It is a beautiful Sunday afternoon, you open the website of your favourite retailer and start piling clothes into your shopping basket. Do you need them? Not really. However, you feel like hunting – putting stuff into the basket, deleting and replacing. It feels good!
Perhaps it is a Monday evening and you had a really really difficult day. You reach for a glass of wine that will make things just a little better. After all, it really did when you felt not-so-good the day before…
What we are truly after is a pleasure we get from dopamine release. Any addictive substance or behaviour is our shortcut to brain’s reward centre. Nicotine, alcohol, drugs, sex, shopping, food – all fall into this category.
According to Harvard Medical School, the reward circuit in the brain includes areas involved with motivation and memory as well as with pleasure. Addictive substances and behaviours stimulate the same circuit – and then overload it. Repeated exposure to an addictive substance or behaviour causes nerve cells in the nucleus accumbens (the area of the brain involved in reward and reinforcement) and the prefrontal cortex (the area of the brain involved in planning and executing tasks) to communicate in a way that couples liking something with wanting it, in turn driving us to go after it. That is, this process motivates us to take action to seek out the source of pleasure.

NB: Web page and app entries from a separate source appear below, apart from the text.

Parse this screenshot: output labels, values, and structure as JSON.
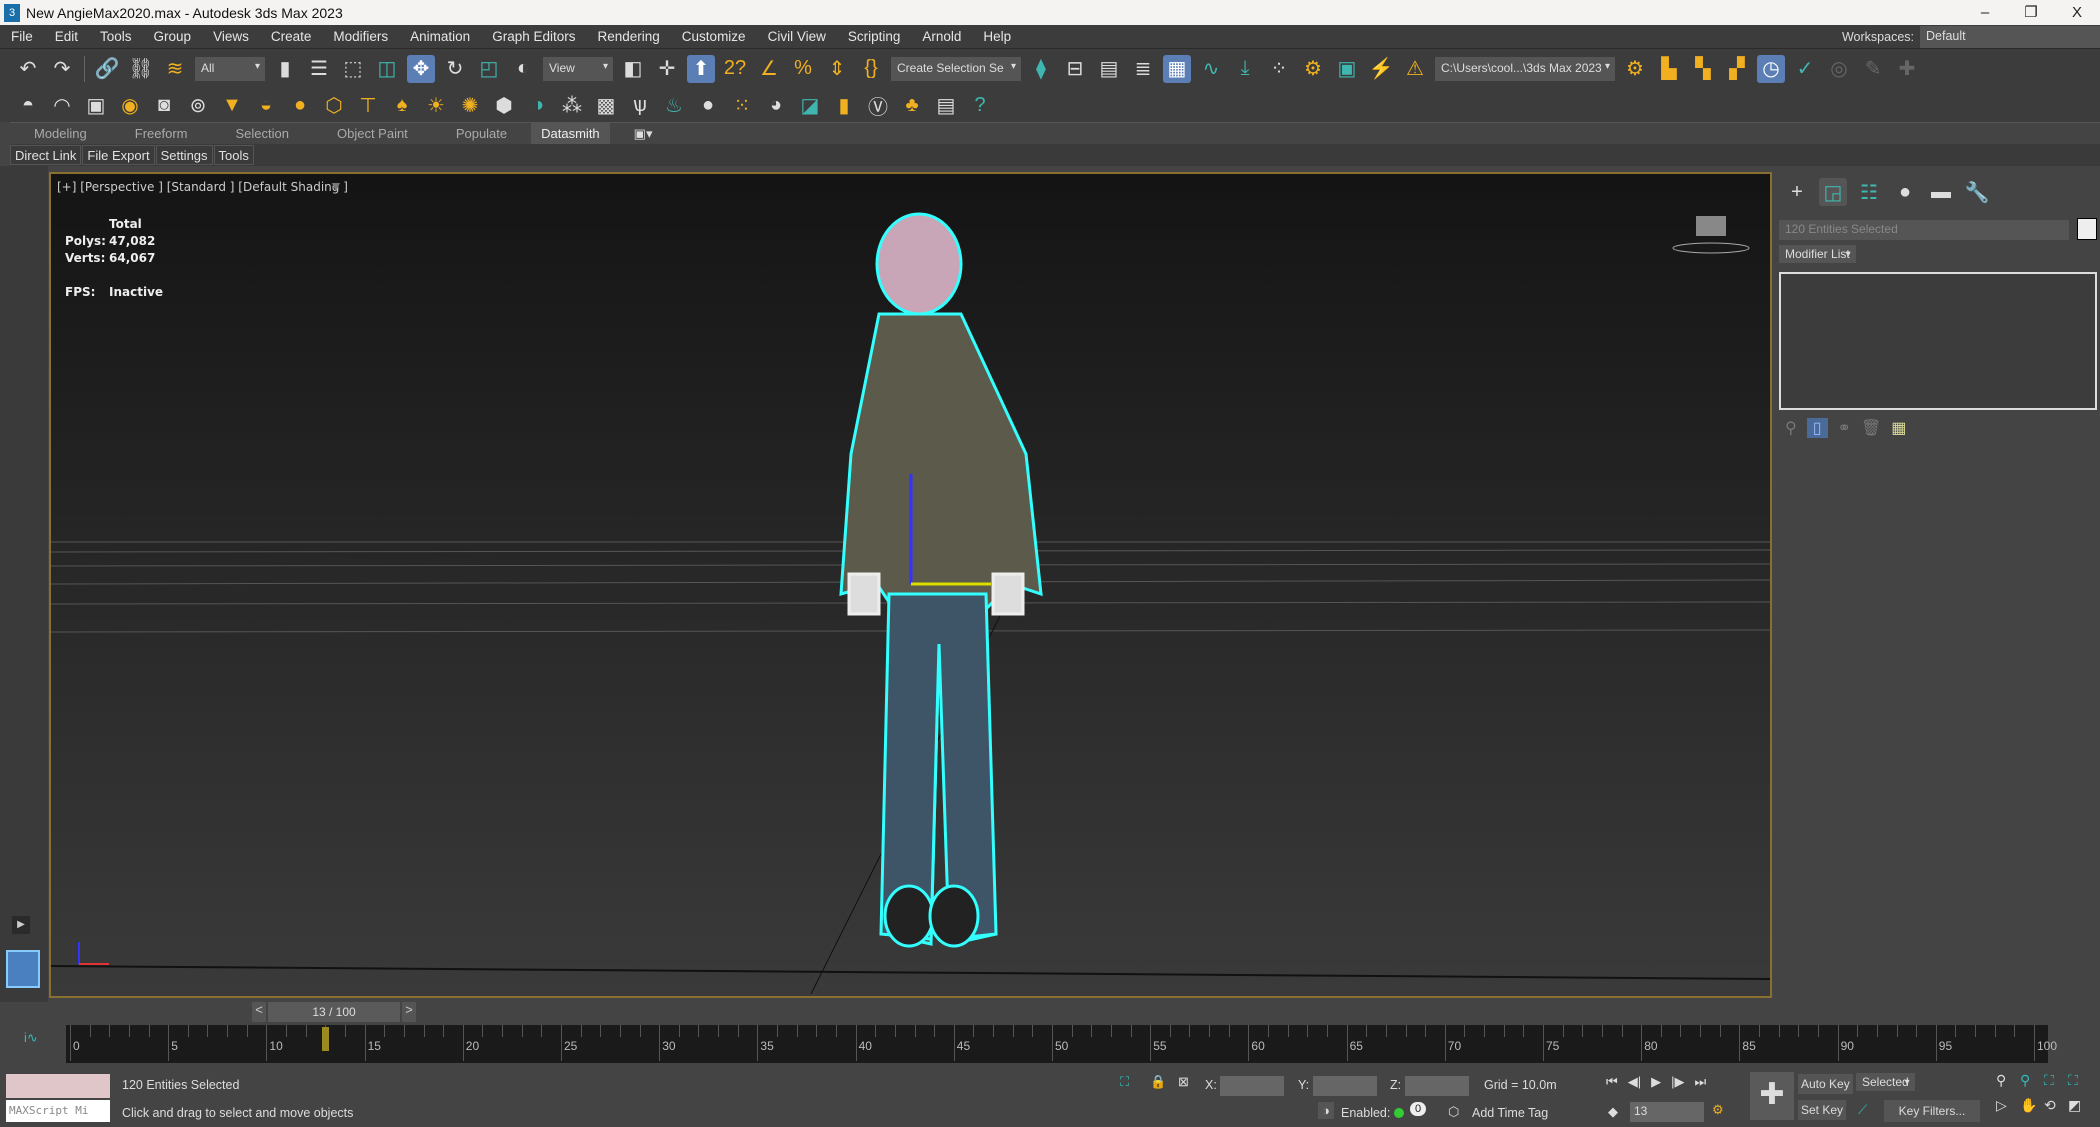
{
  "window": {
    "title": "New AngieMax2020.max - Autodesk 3ds Max 2023",
    "app_icon": "3",
    "minimize": "–",
    "maximize": "❐",
    "close": "X"
  },
  "menu": [
    "File",
    "Edit",
    "Tools",
    "Group",
    "Views",
    "Create",
    "Modifiers",
    "Animation",
    "Graph Editors",
    "Rendering",
    "Customize",
    "Civil View",
    "Scripting",
    "Arnold",
    "Help"
  ],
  "workspaces": {
    "label": "Workspaces:",
    "value": "Default"
  },
  "toolbar1": {
    "selection_filter": "All",
    "ref_coord": "View",
    "named_selection": "Create Selection Se",
    "project_path": "C:\\Users\\cool...\\3ds Max 2023"
  },
  "ribbon": {
    "tabs": [
      "Modeling",
      "Freeform",
      "Selection",
      "Object Paint",
      "Populate",
      "Datasmith"
    ],
    "active": "Datasmith",
    "sub": [
      "Direct Link",
      "File Export",
      "Settings",
      "Tools"
    ]
  },
  "viewport": {
    "label": "[+] [Perspective ] [Standard ] [Default Shading ]",
    "stats": {
      "total": "Total",
      "polys_label": "Polys:",
      "polys": "47,082",
      "verts_label": "Verts:",
      "verts": "64,067",
      "fps_label": "FPS:",
      "fps": "Inactive"
    }
  },
  "command_panel": {
    "name_field": "120 Entities Selected",
    "modifier_list": "Modifier List"
  },
  "time": {
    "slider": "13 / 100",
    "prev": "<",
    "next": ">",
    "current": 13,
    "end": 100,
    "labels": [
      "0",
      "5",
      "10",
      "15",
      "20",
      "25",
      "30",
      "35",
      "40",
      "45",
      "50",
      "55",
      "60",
      "65",
      "70",
      "75",
      "80",
      "85",
      "90",
      "95",
      "100"
    ]
  },
  "status": {
    "maxscript": "MAXScript Mi",
    "selected": "120 Entities Selected",
    "prompt": "Click and drag to select and move objects",
    "x": "X:",
    "y": "Y:",
    "z": "Z:",
    "grid": "Grid = 10.0m",
    "enabled": "Enabled:",
    "add_time_tag": "Add Time Tag",
    "frame": "13",
    "auto_key": "Auto Key",
    "set_key": "Set Key",
    "key_mode": "Selected",
    "key_filters": "Key Filters..."
  }
}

The brain is very adaptive, so the same amount of alcohol, drugs or clothes in your shopping basket soon won’t be enough to get your reward circuit neurons firing. Therefore, you will need to increase the dose of your “poison of choice”. Needless to say, this is not a sustainable way of getting your dopamine high.
How to get out of this vicious cycle?
Switch from acting habitually to acting deliberately – with the outcome in mind. In other words, seek long-term rewards rather than instant gratification.
A glass of wine tonight (you may think) will make you relax and cheer you up, however, it will add up to your waistline and toxicity. Buying three beautiful dresses will give you a moment of (so called) happiness, however, it may get you in debt. That cigarette (you think) will relieve your stress for 5 minutes, however, smoking will make you age faster among other things. Somewhere along the way we picked up these habits, and now they are our brain’s immediate “go-to”.
Remember, our brain is designed to protect us from pain and seek pleasure – to make sure we survive. Whatever you associate with pain, your brain will make you run away from. Whatever you associate with pleasure, it will make you seek.
It is acting with the outcome in mind. Think about your result.
- What do you want in terms of your health and fitness? If you want to rock that bikini or mankini, start relieving pressure after a hard day at work by exercising. When you are exercising your brain releases dopamine. Furthermore, it releases serotonin (your “happy” hormone) and endorphins (body’s natural pain killers). Here is your high reached by much healthier means.
- Food is addictive too! What should you eat? In order to contribute to your well-being, you should eat deliberately too. It means eat to nourish your body, not to trash it. Avoid all the most addictive foods such as sugars, refined grains, highly processed foods containing excitotoxins (i.e. crisps, packaged soups, cheese, smoked meats, sauces, fast foods etc.). These foods are made to be addictive, they are highly inflammatory and, eaten consistently, will make you fat, ill and miserable. You, literally, are what you eat.
- What do you want in terms of your career? If you want a higher position in the company or your own successful business, set yourself some short-term goals. Each week dedicate to achieving something that will take you one step closer to what you desire. Anticipation that comes with working towards completing a goal makes our brain release dopamine. Boom! Here is another high.
- What do you want in terms of your relationship? If you want a closer connection and more passion, forget about downing gin & tonics while binge-watching Netflix with your significant other. Learn something new together, have an honest conversation, make time for intimacy. During sex brain releases a ton of dopamine. Yes, sex is addictive, however, if your outcome is to connect and bring more passion into relationship, it won’t end up being just mechanics to you.
There is nothing wrong with having an occasional glass of wine, piece of cake or going shopping as long as we are doing it deliberately.
Create rules for yourself that really contribute to your long-term success. If you want that dress or a glass of wine, make it a reward rather than an instant gratification. Delay it. Allow yourself some time to “deserve” it.
Always strive for a long-term success rather than short-lived instant pleasure. Don’t let addiction (however mild you think it is) get in between you and your dreams.